“Pennies in Protest” Raises Money for Local Jewish and LGBT Organizations
Richmond, VA (February 26, 2010) In response to the upcoming protests by the Westboro Baptist Church in Richmond, Virginia, a local group called Pennies in Protest is calling all Richmonders to donate money to the targets of the anti-gay and anti-Jew protests.
Westboro Baptist Church (WBC), based in Topeka, Kansas, is an anti-gay church known for picketing funerals of AIDS victims, stomping on American flags, and protesting gay and Jewish organizations around the country.

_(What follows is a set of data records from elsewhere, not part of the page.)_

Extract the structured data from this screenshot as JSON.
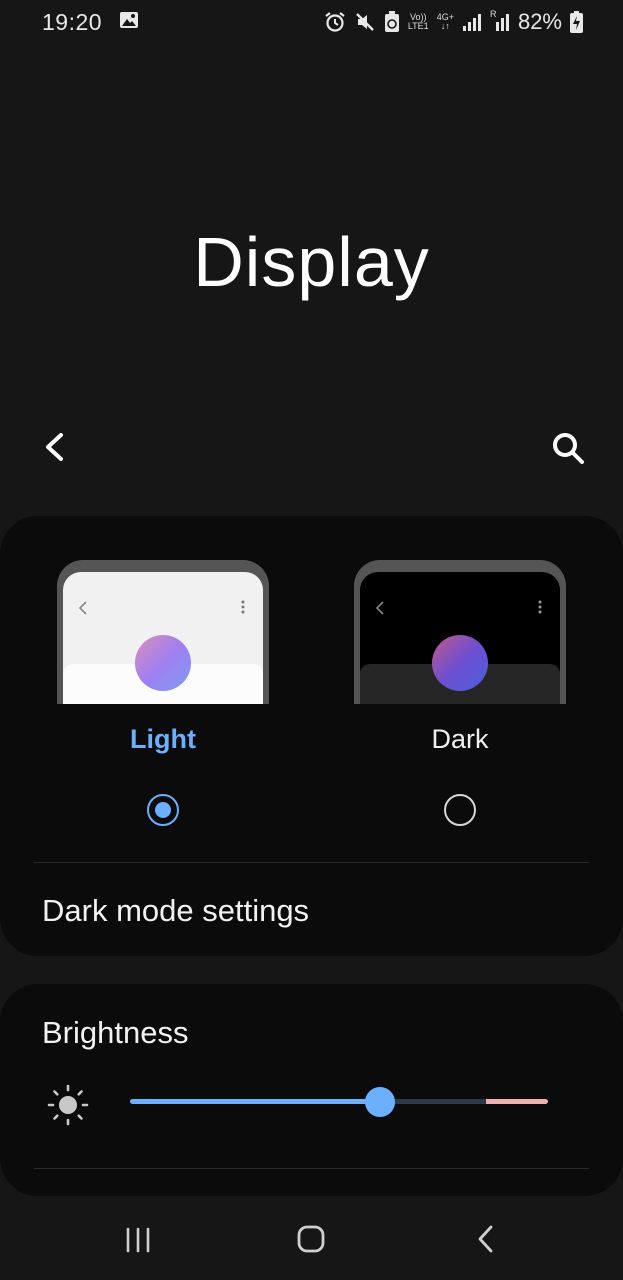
{
  "status_bar": {
    "time": "19:20",
    "battery": "82%",
    "network_top": "Vo))",
    "network_bottom": "LTE1",
    "net_type": "4G+",
    "roaming": "R",
    "icons": [
      "gallery-icon",
      "alarm-icon",
      "mute-icon",
      "recycle-icon",
      "volte-icon",
      "signal-icon",
      "signal-roaming-icon",
      "battery-charging-icon"
    ]
  },
  "header": {
    "title": "Display"
  },
  "theme": {
    "options": [
      {
        "label": "Light",
        "selected": true
      },
      {
        "label": "Dark",
        "selected": false
      }
    ],
    "accent_color": "#6ab0ff",
    "dark_mode_settings_label": "Dark mode settings"
  },
  "brightness": {
    "label": "Brightness",
    "level_fraction": 0.6
  },
  "nav_bar": {
    "icons": [
      "recent-apps-icon",
      "home-icon",
      "back-icon"
    ]
  }
}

On its website, WBC has announced its plans to protest at four locations in Richmond: The Virginia Holocaust Museum, the University of Richmond Hillel organization at the Jewish Community Center, the Jerusalem Connection, and Hermitage High School because the school allowed the creation of a gay student group.

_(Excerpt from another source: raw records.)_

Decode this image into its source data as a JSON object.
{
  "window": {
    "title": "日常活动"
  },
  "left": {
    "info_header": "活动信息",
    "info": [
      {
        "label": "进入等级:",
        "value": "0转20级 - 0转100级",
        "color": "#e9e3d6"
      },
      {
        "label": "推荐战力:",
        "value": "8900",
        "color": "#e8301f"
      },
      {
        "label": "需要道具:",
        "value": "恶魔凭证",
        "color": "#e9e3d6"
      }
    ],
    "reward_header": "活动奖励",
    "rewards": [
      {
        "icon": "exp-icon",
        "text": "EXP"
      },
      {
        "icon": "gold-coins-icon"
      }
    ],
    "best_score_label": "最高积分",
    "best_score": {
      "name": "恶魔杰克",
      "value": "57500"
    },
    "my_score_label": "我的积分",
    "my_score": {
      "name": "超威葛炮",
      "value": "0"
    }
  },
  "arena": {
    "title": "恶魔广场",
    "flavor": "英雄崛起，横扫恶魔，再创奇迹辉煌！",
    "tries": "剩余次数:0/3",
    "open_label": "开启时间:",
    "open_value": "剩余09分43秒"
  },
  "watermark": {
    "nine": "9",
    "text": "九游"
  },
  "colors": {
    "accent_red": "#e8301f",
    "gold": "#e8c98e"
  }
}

A local group called Pennies In Protest has started collecting money for every minute that WBC is protesting Richmond organizations. Founded by Richmonders Patience Salgado (aka www.kindnessgirl.com), Jessica Lucia, Sara Heifetz, and Sarah Allen-Short, the group hopes to turn the WBC’s protests into something beneficial for the targets of the hate attacks. The Richmond group got the idea from a synagogue in Manhattan that raised more than $10,000 for charity during a recent visit from WBC.
“There is so much debate in the community about whether to counter-protest this group or just ignore them,” said Sarah Allen-Short, the spokesperson for Pennies in Protest. “What better way to turn their mission of hate into a mission of love than to ensure their very presence results in donations to the organizations that they wish to harm. We've raised over $1000 in less than 12 hours. It's really catching on, and I'd love to raise as much as we can by Tuesday.”

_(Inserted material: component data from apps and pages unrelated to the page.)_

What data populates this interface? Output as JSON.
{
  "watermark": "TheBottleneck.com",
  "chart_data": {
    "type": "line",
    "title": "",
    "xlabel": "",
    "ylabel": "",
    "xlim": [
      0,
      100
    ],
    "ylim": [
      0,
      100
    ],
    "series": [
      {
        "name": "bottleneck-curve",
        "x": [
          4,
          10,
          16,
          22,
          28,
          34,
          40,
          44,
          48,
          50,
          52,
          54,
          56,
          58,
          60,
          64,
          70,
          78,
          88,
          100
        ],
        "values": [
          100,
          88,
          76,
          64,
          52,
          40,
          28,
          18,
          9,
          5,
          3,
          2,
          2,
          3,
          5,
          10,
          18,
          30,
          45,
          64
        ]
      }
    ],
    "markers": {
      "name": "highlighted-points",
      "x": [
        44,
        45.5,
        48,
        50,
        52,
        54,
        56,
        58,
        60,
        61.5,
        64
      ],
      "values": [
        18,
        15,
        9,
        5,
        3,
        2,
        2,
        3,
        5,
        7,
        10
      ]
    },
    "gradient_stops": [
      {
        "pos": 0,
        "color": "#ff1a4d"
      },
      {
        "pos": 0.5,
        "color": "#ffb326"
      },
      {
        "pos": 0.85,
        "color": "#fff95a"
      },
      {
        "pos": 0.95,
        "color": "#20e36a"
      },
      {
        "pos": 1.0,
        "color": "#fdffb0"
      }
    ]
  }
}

“In light of the messages that will be spread by WBC on Tuesday, we need to offer Richmond a kinder, more hopeful way forward,” said Patience Salgado, founder of www.kindnessgirl.com and organizer of regular “Guerrilla Goodness” actions around the country. “We have the power to make their visit to Richmond result in goodness, positive energy, community support, and money for some of the best organizations in our city.”
Pennies in Protest has set up a Facebook page (http://tinyurl.com/Pennies-in-Protest-FB-Page) and a website to collect donations (http://tinyurl.com/Pennies-In-Protest) but encourages Richmonders to give any way they feel comfortable, including giving directly to the organizations impacted by Tuesday’s protests. Money collected on the Pennies In Protest donation page will be split evenly between The Virginia Holocaust Museum, The Weinstein Jewish Community Center, the Jerusalem Connection, and the Hermitage High School Gay Student Union.
“Those of us that started this group have ten children among the four of us,” added Jessica Lucia. "Ignoring expressions of hatred is not something we want to model for our children and we want to live in a world where hatred is met with an outpouring of love. We encourage everyone to find the responses that suit them best, whether through active protest, financial support, sharing links through social media outlets, talking to children about tolerance, or simply making March 2nd a day of special focus on acts of kindness."
"I'm looking forward to standing across from the WBC protesters on Tuesday with my two-year old and my own sign thanking them for helping us raise money for the causes they hate," said Sara Heifetz. "I'm teaching creative nonviolence by example."
For more information, please visit Pennies in Protest on the web at http://tinyurl.com/Pennies-In-Protest or contact Sarah Allen-Short, firstname.lastname@example.org.